Yet this debate is not taking place only in France and is not only over looted treasures. Reparations also come with the recognition of the harm caused by colonial wars and violence. More than a century after the horrendous genocide perpetrated in Namibia that killed 80 percent of the Herero and 50 percent of the Nama population, Germany started a discussion with the Namibian government in 2015 to “heal the wounds” caused by the historical cruelty.
It took six years to come to an agreement, in which Germany not only apologized but also committed to paying 1.1 billion euros (nearly $1.3 billion) of special aid given to Namibia over a 30-year period. Despite the huge step, which happened in large part thanks to years of activism from Namibian and Black German organizations, the declaration failed to mention “reparations” or “compensation,” and Germany avoided any direct discussion with the Herero and the Nama. This was an “insult,” according to Namibian parliamentarian Inna Hengari.
Britain is also having trouble recognizing the dispossession of stolen artifacts, among other calls to offer amends for historical wrongs.
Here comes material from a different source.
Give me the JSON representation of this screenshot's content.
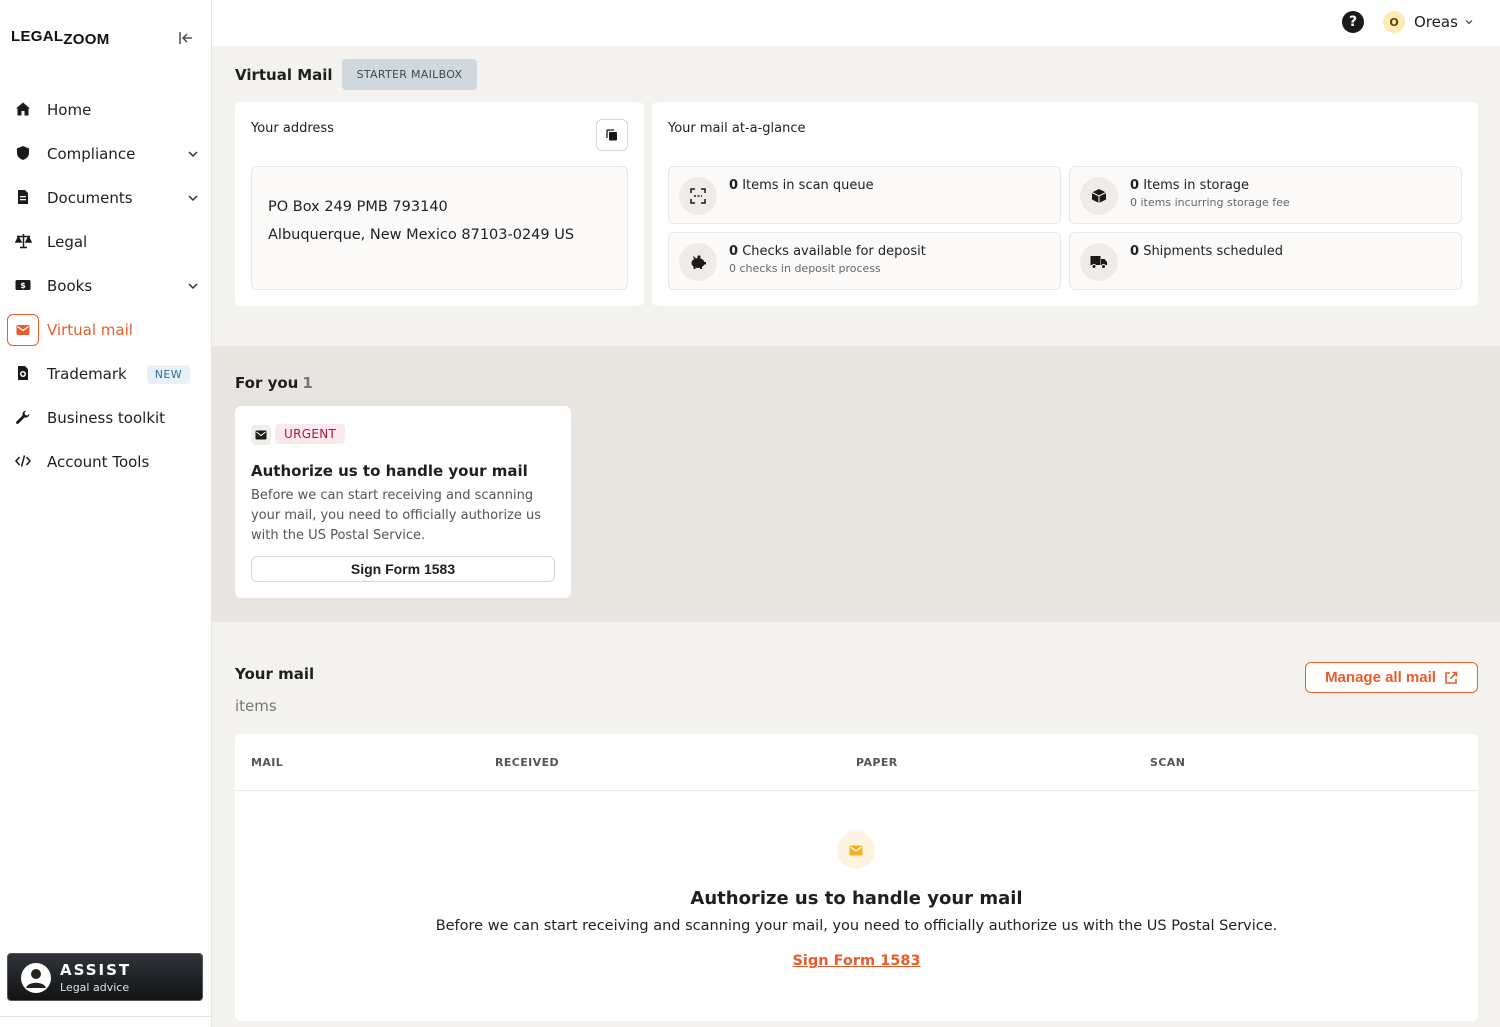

For decades, Egyptian authorities’ calls for the return of the Rosetta Stone, one of the most visited objects in the British Museum, have been ignored. Jamaica, a former British colony where 600,000 enslaved people once lived, also plans to file a petition to Queen Elizabeth II seeking billions of pounds in compensation. But the Commonwealth War Graves Commission has publicly apologized for failing to honor soldiers from the former colonies (mostly from Africa and the Middle East) due to “pervasive racism,” and finally commemorated their unsung sacrifices — an initial step in the right direction.
Europe has come a long way to acknowledge its violent and destructive role in former colonies and the resulting consequences, which are still ongoing. Yet these small steps are far from offering justice to those who are still deprived of their possessions and of entire chapters of their history. The question for Europe now is: Will it continue on this path to make fuller amends?
Rokhaya Diallo is a French journalist, writer and filmmaker.